#### Source data
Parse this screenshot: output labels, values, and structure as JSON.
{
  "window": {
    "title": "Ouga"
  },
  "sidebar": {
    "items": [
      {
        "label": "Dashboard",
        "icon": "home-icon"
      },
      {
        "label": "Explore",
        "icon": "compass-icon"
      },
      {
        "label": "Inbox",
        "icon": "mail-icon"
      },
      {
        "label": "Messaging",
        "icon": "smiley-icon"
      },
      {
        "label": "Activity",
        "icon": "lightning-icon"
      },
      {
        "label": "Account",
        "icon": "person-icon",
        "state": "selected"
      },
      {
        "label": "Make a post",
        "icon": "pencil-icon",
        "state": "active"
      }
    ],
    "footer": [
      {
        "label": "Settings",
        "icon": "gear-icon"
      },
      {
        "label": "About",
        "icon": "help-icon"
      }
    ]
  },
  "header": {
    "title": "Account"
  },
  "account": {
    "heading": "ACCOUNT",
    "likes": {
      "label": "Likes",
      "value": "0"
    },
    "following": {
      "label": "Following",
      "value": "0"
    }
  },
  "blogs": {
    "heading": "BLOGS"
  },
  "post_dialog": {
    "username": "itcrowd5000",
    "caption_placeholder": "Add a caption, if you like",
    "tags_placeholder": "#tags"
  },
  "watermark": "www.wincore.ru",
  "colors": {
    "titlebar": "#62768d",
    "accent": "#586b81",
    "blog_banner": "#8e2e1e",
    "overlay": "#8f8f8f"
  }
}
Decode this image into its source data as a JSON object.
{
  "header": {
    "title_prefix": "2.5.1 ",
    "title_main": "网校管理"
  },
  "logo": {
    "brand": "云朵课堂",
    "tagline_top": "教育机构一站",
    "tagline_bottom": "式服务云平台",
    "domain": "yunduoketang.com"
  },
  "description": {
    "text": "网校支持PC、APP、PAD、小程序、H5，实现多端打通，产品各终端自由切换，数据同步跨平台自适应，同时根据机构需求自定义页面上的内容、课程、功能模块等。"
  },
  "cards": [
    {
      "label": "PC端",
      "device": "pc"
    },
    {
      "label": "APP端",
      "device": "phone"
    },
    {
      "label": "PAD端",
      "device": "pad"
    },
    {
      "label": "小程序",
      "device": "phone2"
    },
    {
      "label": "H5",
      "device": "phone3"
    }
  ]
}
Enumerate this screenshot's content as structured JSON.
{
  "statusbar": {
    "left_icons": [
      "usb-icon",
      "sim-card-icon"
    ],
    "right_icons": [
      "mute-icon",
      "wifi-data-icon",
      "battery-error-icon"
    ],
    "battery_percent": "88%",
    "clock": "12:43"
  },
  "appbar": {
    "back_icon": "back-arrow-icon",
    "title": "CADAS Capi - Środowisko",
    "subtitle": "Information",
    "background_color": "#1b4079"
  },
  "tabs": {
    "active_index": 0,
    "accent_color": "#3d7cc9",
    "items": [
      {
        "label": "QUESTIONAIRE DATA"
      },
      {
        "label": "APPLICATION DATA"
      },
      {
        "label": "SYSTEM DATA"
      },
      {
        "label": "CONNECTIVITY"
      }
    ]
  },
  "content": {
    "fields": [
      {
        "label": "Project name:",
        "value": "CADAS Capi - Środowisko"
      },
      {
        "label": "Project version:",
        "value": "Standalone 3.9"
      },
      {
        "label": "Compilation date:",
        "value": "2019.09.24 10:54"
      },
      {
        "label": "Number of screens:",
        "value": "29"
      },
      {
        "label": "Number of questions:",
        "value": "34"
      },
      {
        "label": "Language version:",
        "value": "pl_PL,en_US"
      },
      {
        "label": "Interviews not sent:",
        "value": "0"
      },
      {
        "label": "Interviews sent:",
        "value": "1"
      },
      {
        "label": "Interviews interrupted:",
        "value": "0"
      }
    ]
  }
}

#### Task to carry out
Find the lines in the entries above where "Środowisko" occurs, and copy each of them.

#### Solution to this exercise
    "title": "CADAS Capi - Środowisko",
        "value": "CADAS Capi - Środowisko"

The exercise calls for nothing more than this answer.